Some Mirror residents are upset about diesel fumes and noise from trains idling nearby.
About 30 residents of the hamlet some 42 km east of Lacombe came out to a town hall meeting last week to express concerns about excessive noise and exhaust fumes emanating from the Canadian National rail yard on the west side of Mirror.
Some of those who live adjacent to the yard are livid that the train engines are left idling so close to their homes.
“We are inhaling these exhaust fumes like you cannot imagine,” said Judith George, a Mirror resident whose mother lives across from the recently installed CN bunk house where the engines stop and idle mostly for crew changes. “You can taste the fumes.”
The rail traffic has increased considerably in the last year, she said. Her mother has gotten sick from the diesel smoke, as have other residents, said George.
“You feel like you’re dragging a piano behind you . . . no energy, wiped out, throat burning, chest burning, eyes burning,” said George.
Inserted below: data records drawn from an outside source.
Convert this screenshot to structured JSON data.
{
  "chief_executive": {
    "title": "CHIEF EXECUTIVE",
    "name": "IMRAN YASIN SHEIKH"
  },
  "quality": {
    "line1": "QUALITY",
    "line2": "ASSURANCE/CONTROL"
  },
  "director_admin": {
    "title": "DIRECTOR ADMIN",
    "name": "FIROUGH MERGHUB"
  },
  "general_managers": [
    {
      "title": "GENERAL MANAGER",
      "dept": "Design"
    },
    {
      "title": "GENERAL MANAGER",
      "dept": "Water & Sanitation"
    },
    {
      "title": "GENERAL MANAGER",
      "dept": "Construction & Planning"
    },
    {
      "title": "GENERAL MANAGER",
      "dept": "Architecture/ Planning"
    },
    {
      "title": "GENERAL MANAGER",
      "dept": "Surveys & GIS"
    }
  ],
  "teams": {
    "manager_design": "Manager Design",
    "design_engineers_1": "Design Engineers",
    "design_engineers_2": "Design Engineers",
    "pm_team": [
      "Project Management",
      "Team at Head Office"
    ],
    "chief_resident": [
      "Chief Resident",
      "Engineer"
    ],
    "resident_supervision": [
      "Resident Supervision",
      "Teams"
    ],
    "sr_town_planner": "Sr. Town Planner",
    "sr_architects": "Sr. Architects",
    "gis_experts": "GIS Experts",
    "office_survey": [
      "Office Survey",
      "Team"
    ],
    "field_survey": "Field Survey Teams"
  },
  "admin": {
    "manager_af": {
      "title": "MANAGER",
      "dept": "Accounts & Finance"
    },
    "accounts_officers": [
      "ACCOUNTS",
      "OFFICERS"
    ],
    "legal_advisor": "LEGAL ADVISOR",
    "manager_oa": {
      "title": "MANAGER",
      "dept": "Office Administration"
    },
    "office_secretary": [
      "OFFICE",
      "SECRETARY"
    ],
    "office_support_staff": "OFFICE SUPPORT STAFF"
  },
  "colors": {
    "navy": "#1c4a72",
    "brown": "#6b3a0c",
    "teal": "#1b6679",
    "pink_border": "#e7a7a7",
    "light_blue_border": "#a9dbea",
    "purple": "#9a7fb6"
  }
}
Wetaskiwin-Ponoka MP Blaine Calkins called the meeting. He said the people of Mirror understand the importance of the business, but that they also deserve to be able to get a good night’s sleep.
He toured the tracks after the meeting and said there are a lot of places where the trains could be kept idling without being a bother.
“But they’ve located a bunk house right there in close proximity to the houses and I have a feeling they’re parking the trains there as a matter of convenience, at the same time inconveniencing the members of the town,” said Calkins, who has contacted the minister of Transport about the complaints.
Another politician who has taken up the cause is Lacombe-Ponoka MLA Raymond Prins. He says he hopes they can resolve the issue without needing to resort to installing an air quality monitoring station care of Parkland Airshed Management Zone.
An air quality monitoring station has been requested. Any results will be provided to Alberta Environment, which could take action if readings were too high.
CN says that as a matter of policy and mechanics, the engines need to be kept idling any time the temperature is in danger of dipping below 5C.
The company has already taken measures to allay the Mirror residents’ concerns, according to spokeswoman Kelli Svendsen, including changing operations so engines are parked on the shop track, the furthest track away from the homes. They have reminded crews of the change and are monitoring where the engines are stopped, she said.
“They live in very close proximity to a rail yard, so even if you move them over to the shop track, all of the homes are very close by. . . . We’ve moved them the furthest away that we can,” said Svendsen.